We have now passed the deadline for bills to be heard in committees in the opposite chamber. Legislators crammed much of their work into two weeks instead of the usual four because they trimmed a week off of committee work this year because of spring break and then disagreements about education bills stalled committee meetings in the first week.
This meant they ran out of time and several measures are now dormant for the year due to a lack of committee hearing. The House slightly extended the deadline and will allow an appropriations meeting early this week for a few bills.
Here’s a rundown of what turned out to be one of the busiest weeks of session so far:
- SB458 – the APRN/nurse midwife bill passed through committee but the title and enacting clause are off the title, slowing it down further, and increasing the likelihood of it going into conference committee. The OAFP is not supportive of the bill in its current format.
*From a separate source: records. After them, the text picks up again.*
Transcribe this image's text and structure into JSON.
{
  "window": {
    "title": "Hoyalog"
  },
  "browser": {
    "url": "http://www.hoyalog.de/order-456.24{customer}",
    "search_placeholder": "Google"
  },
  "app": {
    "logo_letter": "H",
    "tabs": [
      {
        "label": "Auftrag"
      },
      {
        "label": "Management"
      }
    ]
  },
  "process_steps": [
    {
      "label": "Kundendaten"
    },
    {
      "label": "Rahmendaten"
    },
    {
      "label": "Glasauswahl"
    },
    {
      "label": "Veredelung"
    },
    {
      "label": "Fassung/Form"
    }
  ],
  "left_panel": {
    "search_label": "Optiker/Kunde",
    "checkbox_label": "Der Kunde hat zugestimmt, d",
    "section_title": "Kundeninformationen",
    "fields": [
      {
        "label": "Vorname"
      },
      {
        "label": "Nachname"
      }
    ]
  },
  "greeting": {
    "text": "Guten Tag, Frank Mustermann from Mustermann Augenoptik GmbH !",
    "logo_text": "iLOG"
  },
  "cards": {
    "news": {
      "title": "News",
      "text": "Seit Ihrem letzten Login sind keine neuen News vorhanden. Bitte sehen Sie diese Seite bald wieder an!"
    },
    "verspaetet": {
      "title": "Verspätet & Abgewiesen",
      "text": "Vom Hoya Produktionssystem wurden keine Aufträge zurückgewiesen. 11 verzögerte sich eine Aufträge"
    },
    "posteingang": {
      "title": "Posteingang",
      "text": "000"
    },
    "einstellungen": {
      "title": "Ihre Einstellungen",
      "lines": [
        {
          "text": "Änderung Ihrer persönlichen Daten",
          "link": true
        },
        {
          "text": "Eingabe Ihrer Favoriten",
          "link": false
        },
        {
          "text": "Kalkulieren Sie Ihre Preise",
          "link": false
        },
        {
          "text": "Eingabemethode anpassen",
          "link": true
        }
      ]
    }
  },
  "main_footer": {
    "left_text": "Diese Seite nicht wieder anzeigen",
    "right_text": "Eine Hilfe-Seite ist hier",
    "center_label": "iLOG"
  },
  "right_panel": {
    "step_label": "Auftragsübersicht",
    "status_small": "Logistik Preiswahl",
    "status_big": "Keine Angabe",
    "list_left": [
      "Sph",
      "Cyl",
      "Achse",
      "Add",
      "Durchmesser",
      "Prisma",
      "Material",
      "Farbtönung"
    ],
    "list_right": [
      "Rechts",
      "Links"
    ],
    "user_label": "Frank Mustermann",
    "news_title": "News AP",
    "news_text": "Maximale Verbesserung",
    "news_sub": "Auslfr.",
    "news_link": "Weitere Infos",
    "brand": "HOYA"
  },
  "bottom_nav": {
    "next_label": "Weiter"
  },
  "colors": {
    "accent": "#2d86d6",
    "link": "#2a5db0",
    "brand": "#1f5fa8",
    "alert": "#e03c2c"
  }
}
- SB931 – the measure that would have expanded duties of pharmacists was not heard in the House Public Health Committee after heavy opposition. It is now dormant for this year but could return next session.
- HB1709 – which would have increased the number of SoonerCare patients an APRN can see to 2,500 was not heard in committee. This measure seemed unnecessary as the Oklahoma Health Care Authority can set that number through rulemaking and it seemed elevated.
- HB1013 – passed committee despite concerns that it might be unnecessary. The measure creates a patients bill of rights. The title and enacting clause are stricken.
- Two measures related to safety passed committee this week. HB2154 extends certain protections against assault and battery against health care professionals to all health care facility personnel. HB2172 adds medical care provider to the list of persons it is a crime to threaten, intimidate or harass by use of an electronic communication device by knowingly publishing, posting or making available personally identifiable information.
- SB597 – which expands the types of physicians can serve on the medical board, passed committee. For example, it allows retired physicians, those who were educated at foreign medical schools but are licensed in the state and medical school faculty to serve.
- HB2181 – which dealt with the movement of a person who may have a communicable disease and with school attendance when a student has head lice, was not heard in committee.
- SB368 – which states that laws pertaining to abortion will not prohibit the provision of contraceptive care, passed committee.
- HB2424 – which allows pharmacies to dispense and sell a wider variety of opioid antagonists to counteract overdoses, passed committee.
Floor action will start more heavily now with the deadline for floor hearings being April 27. Then we will move into acceptance or rejection of amendments from opposite houses and the budget process before finishing out session by the last Friday in May.
Back to most recent blogs